While there were positive examples of prevention efforts, efforts to track trafficking, and give adequate support to victims, the report raised concerns about “fragmented” efforts to combat child trafficking, saying that they are “disjointed” and suffer from the lack of a comprehensive UK-wide policy.
Further, there is criticism that the topic of human trafficking has been absent from Brexit debates, despite the potential harm to the country’s ability to combat trafficking.
Long-term support for victims is said to suffer under a governmental focus on immigration control, as protection measures are often only accessible for those with a right to work and residence permit. This excludes “a significant number” of trafficking victims.
There is, according to the charity, neither a standardised risk assessment before returning victims to their countries of origin, nor a follow-up and data collection on re-trafficking. This impacts whether prevention efforts can be measured successfully.
Anti-Slavery International has found in the past that victims of human trafficking are viewed “through the context of their immigration status”. In practice, this means that non-EU nationals are up to four times less likely to be recognised as victims of human trafficking.
Data is ‘Extremely Limited And Too Generic’
Jasmine O’Connor, CEO of Anti-Slavery International. Credit: Anti-Slavery International
The report finds that trafficked asylum-seeking children in care go missing regularly, highlighting the high risk of re-trafficking. More broadly, it criticises the lack of attention paid to underlying and structural causes of child trafficking.
Campaigners called the data collected by NRM “extremely limited and too generic.” Crucially, it doesn’t divide data by type of trafficking or by age beyond the adult/child distinction.

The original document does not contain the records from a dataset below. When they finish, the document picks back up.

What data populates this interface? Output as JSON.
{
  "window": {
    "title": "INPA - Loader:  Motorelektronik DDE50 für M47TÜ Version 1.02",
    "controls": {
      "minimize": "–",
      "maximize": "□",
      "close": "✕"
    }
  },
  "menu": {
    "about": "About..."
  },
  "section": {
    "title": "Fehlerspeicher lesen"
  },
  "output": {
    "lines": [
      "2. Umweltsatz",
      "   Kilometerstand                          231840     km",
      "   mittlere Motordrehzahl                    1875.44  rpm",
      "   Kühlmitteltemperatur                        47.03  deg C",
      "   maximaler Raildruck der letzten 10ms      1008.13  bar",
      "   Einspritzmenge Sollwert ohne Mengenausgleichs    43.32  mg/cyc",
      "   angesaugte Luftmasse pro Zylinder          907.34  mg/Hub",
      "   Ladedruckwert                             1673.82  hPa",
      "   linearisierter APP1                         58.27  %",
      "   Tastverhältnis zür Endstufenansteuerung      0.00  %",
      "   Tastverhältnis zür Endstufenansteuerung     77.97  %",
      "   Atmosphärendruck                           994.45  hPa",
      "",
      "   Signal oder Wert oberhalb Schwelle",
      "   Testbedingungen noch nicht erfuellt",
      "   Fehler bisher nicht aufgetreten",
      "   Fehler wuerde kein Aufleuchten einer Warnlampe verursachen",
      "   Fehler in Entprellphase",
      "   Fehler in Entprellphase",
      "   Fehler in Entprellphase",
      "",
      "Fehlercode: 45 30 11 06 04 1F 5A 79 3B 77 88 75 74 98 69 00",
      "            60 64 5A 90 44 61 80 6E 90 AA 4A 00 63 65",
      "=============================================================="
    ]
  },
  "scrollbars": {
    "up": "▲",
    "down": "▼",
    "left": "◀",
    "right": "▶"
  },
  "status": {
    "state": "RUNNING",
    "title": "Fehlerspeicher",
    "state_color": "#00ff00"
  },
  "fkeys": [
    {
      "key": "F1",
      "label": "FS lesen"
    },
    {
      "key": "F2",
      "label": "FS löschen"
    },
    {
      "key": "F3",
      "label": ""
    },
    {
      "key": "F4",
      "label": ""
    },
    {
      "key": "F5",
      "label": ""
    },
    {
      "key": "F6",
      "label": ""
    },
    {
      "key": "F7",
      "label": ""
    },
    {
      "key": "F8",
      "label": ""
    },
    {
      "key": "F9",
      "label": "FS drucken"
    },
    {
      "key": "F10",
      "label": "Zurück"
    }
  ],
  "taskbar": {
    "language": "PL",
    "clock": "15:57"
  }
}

Numbers are difficult to obtain and sometimes unclear, it finds, as they are held by local authorities – the practices of which can be patchy and inconsistent.

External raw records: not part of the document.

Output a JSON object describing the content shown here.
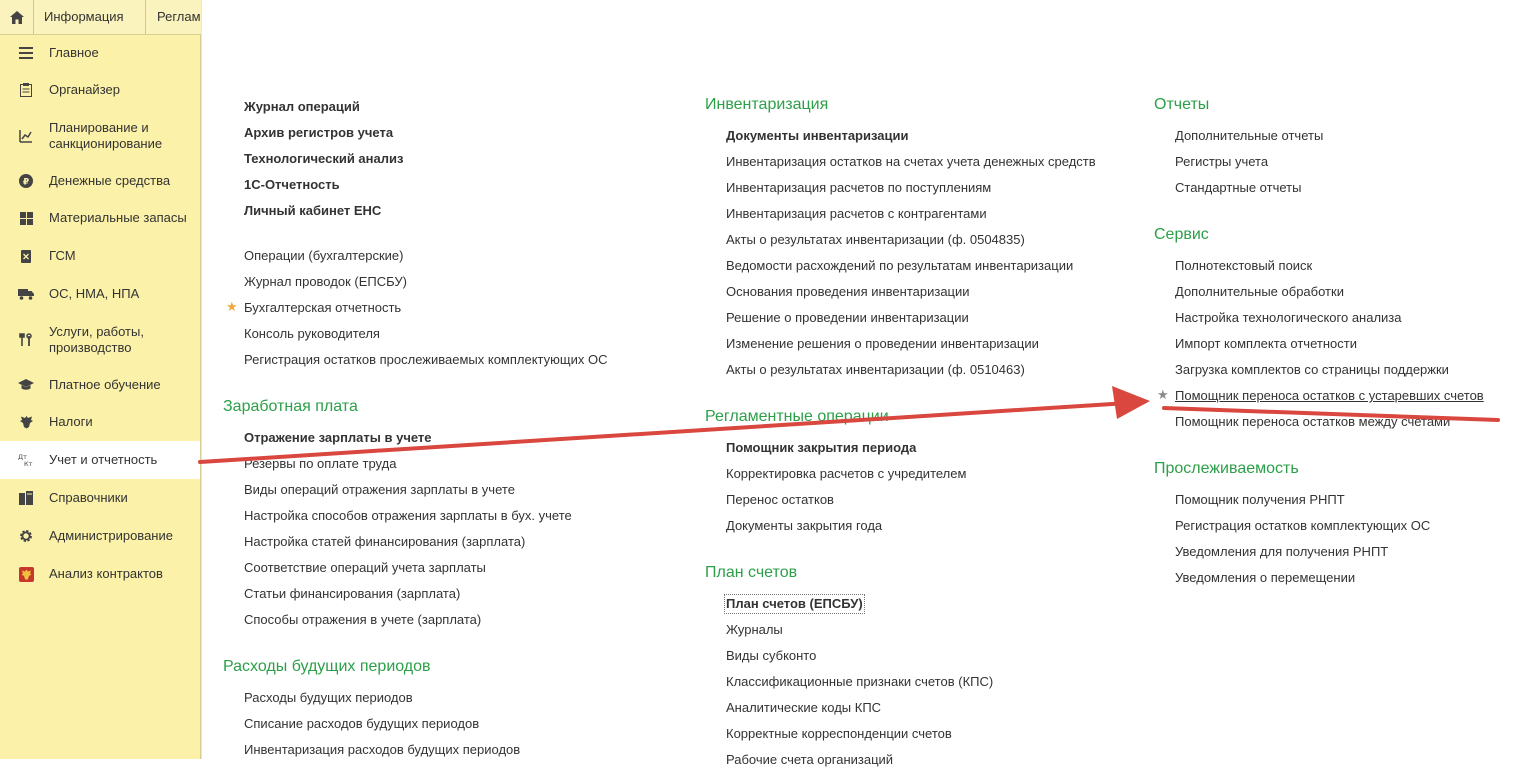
{
  "tabs": {
    "home_icon": "home-icon",
    "items": [
      "Информация",
      "Регламентированные отчеты"
    ]
  },
  "sidebar": {
    "items": [
      {
        "label": "Главное",
        "icon": "menu-lines-icon"
      },
      {
        "label": "Органайзер",
        "icon": "notepad-icon"
      },
      {
        "label": "Планирование и санкционирование",
        "icon": "planning-icon"
      },
      {
        "label": "Денежные средства",
        "icon": "coin-icon"
      },
      {
        "label": "Материальные запасы",
        "icon": "grid-icon"
      },
      {
        "label": "ГСМ",
        "icon": "fuel-icon"
      },
      {
        "label": "ОС, НМА, НПА",
        "icon": "truck-icon"
      },
      {
        "label": "Услуги, работы, производство",
        "icon": "tools-icon"
      },
      {
        "label": "Платное обучение",
        "icon": "graduation-cap-icon"
      },
      {
        "label": "Налоги",
        "icon": "eagle-emblem-icon"
      },
      {
        "label": "Учет и отчетность",
        "icon": "debit-credit-icon"
      },
      {
        "label": "Справочники",
        "icon": "books-icon"
      },
      {
        "label": "Администрирование",
        "icon": "gear-icon"
      },
      {
        "label": "Анализ контрактов",
        "icon": "coat-of-arms-icon"
      }
    ],
    "active_index": 10
  },
  "col1": {
    "top_bold": [
      "Журнал операций",
      "Архив регистров учета",
      "Технологический анализ",
      "1С-Отчетность",
      "Личный кабинет ЕНС"
    ],
    "top_links": [
      "Операции (бухгалтерские)",
      "Журнал проводок (ЕПСБУ)",
      "Бухгалтерская отчетность",
      "Консоль руководителя",
      "Регистрация остатков прослеживаемых комплектующих ОС"
    ],
    "zarplata": {
      "title": "Заработная плата",
      "items": [
        "Отражение зарплаты в учете",
        "Резервы по оплате труда",
        "Виды операций отражения зарплаты в учете",
        "Настройка способов отражения зарплаты в бух. учете",
        "Настройка статей финансирования (зарплата)",
        "Соответствие операций учета зарплаты",
        "Статьи финансирования (зарплата)",
        "Способы отражения в учете (зарплата)"
      ]
    },
    "rbp": {
      "title": "Расходы будущих периодов",
      "items": [
        "Расходы будущих периодов",
        "Списание расходов будущих периодов",
        "Инвентаризация расходов будущих периодов"
      ]
    }
  },
  "col2": {
    "inv": {
      "title": "Инвентаризация",
      "items": [
        "Документы инвентаризации",
        "Инвентаризация остатков на счетах учета денежных средств",
        "Инвентаризация расчетов по поступлениям",
        "Инвентаризация расчетов с контрагентами",
        "Акты о результатах инвентаризации (ф. 0504835)",
        "Ведомости расхождений по результатам инвентаризации",
        "Основания проведения инвентаризации",
        "Решение о проведении инвентаризации",
        "Изменение решения о проведении инвентаризации",
        "Акты о результатах инвентаризации (ф. 0510463)"
      ]
    },
    "reg": {
      "title": "Регламентные операции",
      "items": [
        "Помощник закрытия периода",
        "Корректировка расчетов с учредителем",
        "Перенос остатков",
        "Документы закрытия года"
      ]
    },
    "plan": {
      "title": "План счетов",
      "items": [
        "План счетов (ЕПСБУ)",
        "Журналы",
        "Виды субконто",
        "Классификационные признаки счетов (КПС)",
        "Аналитические коды КПС",
        "Корректные корреспонденции счетов",
        "Рабочие счета организаций"
      ]
    }
  },
  "col3": {
    "otchety": {
      "title": "Отчеты",
      "items": [
        "Дополнительные отчеты",
        "Регистры учета",
        "Стандартные отчеты"
      ]
    },
    "servis": {
      "title": "Сервис",
      "items": [
        "Полнотекстовый поиск",
        "Дополнительные обработки",
        "Настройка технологического анализа",
        "Импорт комплекта отчетности",
        "Загрузка комплектов со страницы поддержки",
        "Помощник переноса остатков с устаревших счетов",
        "Помощник переноса остатков между счетами"
      ]
    },
    "prosl": {
      "title": "Прослеживаемость",
      "items": [
        "Помощник получения РНПТ",
        "Регистрация остатков комплектующих ОС",
        "Уведомления для получения РНПТ",
        "Уведомления о перемещении"
      ]
    }
  },
  "colors": {
    "sidebar_bg": "#fbf1a8",
    "section_green": "#2c9f48",
    "star_favorite": "#f2a93b",
    "star_gray": "#8a8a8a",
    "annotation_red": "#d9473f"
  }
}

Jasmine O’Connor, CEO of Anti-Slavery International, said: “Having no clear plan in place to prevent child trafficking in the UK when we literally find over 2,000 of children in a year – and rising – who fall victims of ruthless criminals, should shame this Government”
Catherine Baker, Policy and Campaigns Officer of the children’s rights organisation ECPAT UK, added that it was “time the government viewed this issue as one of child abuse and a violation of children’s rights, and prioritised resourcing those working at the frontline to safeguard children at risk.”
“These children have often suffered unimaginable abuse, yet unlike for adult victims, there is no guaranteed specialist support provided to them once they are identified as victims.”
Anti-Slavery International have recommended that the UK government develops a UK-wide prevention strategy and a child-specific strategy, as well as reviewing legislation around trafficking.
They also pushed for the creation of unified tracking and guardianship schemes, and guaranteed assistance and support to victims.